Record set:
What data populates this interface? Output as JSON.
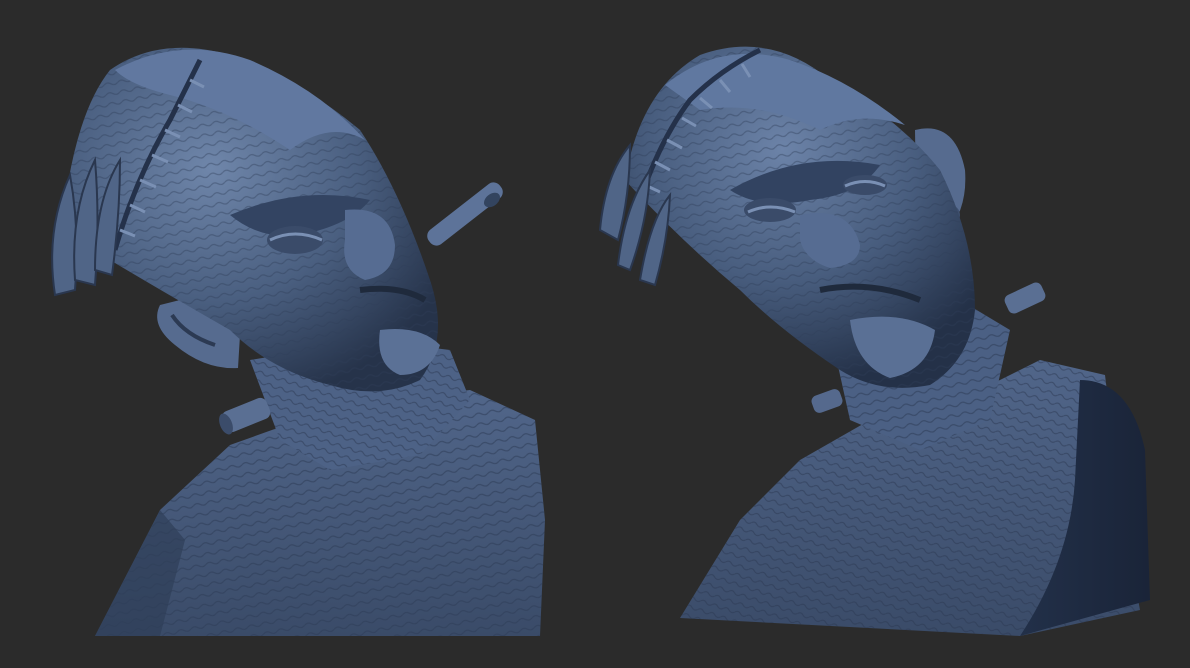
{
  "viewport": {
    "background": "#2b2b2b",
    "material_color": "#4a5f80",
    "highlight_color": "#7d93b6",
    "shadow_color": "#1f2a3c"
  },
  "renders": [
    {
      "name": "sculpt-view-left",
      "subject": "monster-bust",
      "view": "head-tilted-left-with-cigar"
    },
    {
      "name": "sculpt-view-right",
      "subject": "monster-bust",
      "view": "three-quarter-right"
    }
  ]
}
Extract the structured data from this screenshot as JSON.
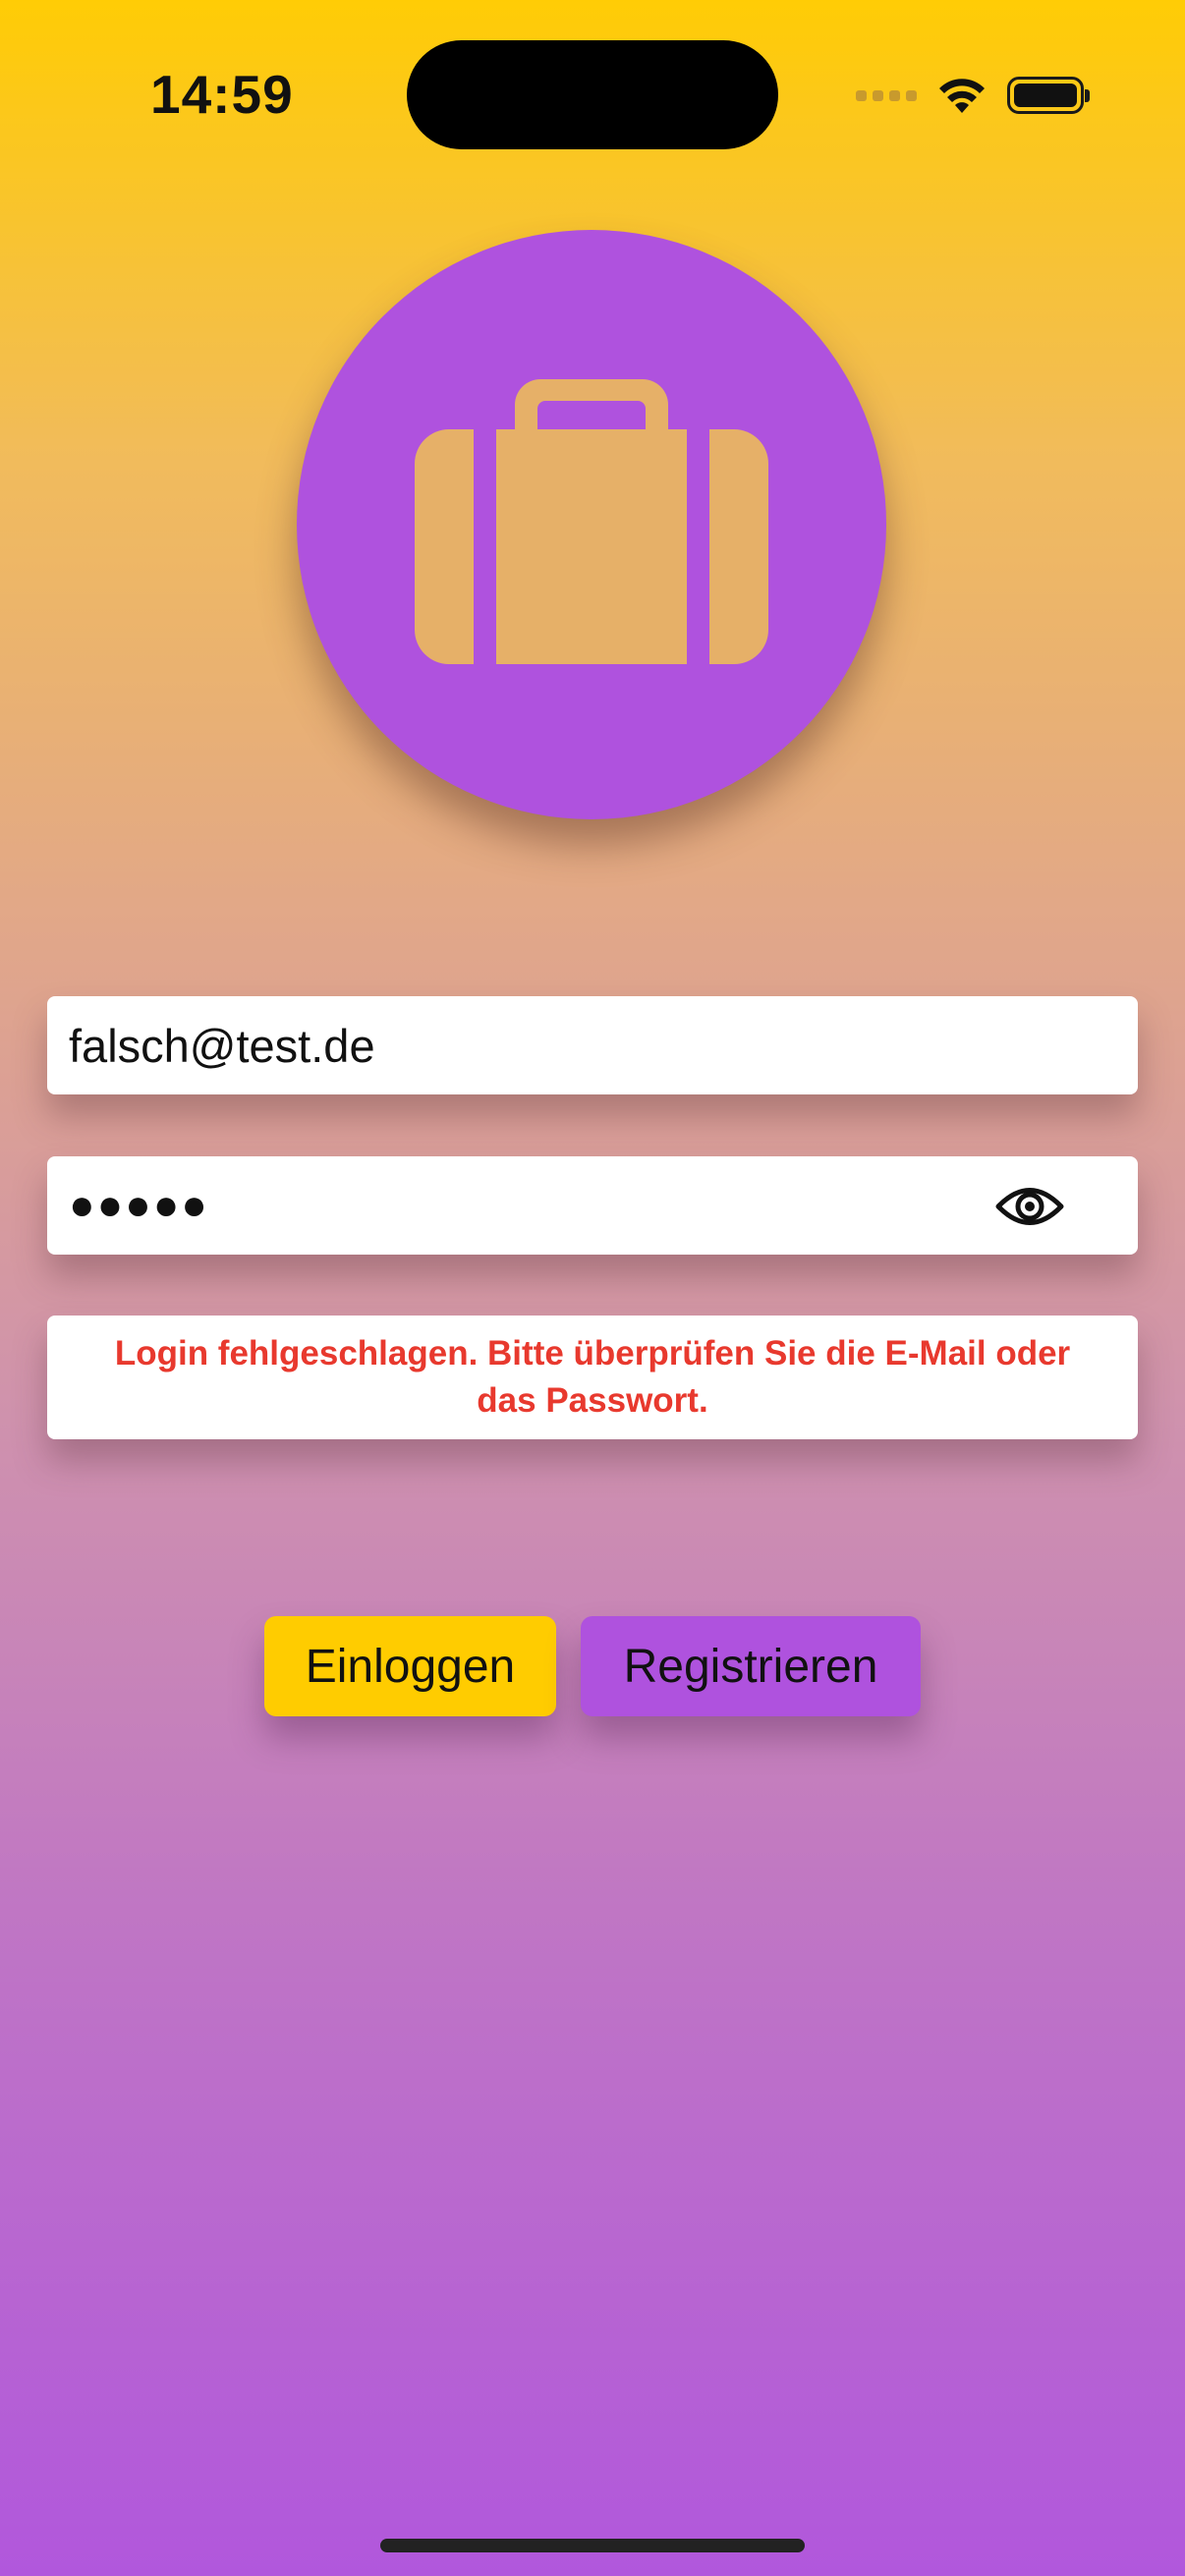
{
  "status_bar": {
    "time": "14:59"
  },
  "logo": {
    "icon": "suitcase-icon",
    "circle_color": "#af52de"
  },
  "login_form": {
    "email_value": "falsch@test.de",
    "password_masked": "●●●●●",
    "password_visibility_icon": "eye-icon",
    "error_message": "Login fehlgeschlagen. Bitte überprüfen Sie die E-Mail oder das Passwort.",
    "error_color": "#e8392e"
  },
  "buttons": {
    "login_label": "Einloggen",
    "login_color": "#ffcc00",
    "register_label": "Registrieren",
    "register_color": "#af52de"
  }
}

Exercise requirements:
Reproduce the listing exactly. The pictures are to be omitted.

Exercise output:
What data populates this interface? Output as JSON.
{
  "viewport": {
    "background": "#2b2b2b",
    "material_color": "#4a5f80",
    "highlight_color": "#7d93b6",
    "shadow_color": "#1f2a3c"
  },
  "renders": [
    {
      "name": "sculpt-view-left",
      "subject": "monster-bust",
      "view": "head-tilted-left-with-cigar"
    },
    {
      "name": "sculpt-view-right",
      "subject": "monster-bust",
      "view": "three-quarter-right"
    }
  ]
}
Extract the structured data from this screenshot as JSON.
{
  "status_bar": {
    "time": "14:59"
  },
  "logo": {
    "icon": "suitcase-icon",
    "circle_color": "#af52de"
  },
  "login_form": {
    "email_value": "falsch@test.de",
    "password_masked": "●●●●●",
    "password_visibility_icon": "eye-icon",
    "error_message": "Login fehlgeschlagen. Bitte überprüfen Sie die E-Mail oder das Passwort.",
    "error_color": "#e8392e"
  },
  "buttons": {
    "login_label": "Einloggen",
    "login_color": "#ffcc00",
    "register_label": "Registrieren",
    "register_color": "#af52de"
  }
}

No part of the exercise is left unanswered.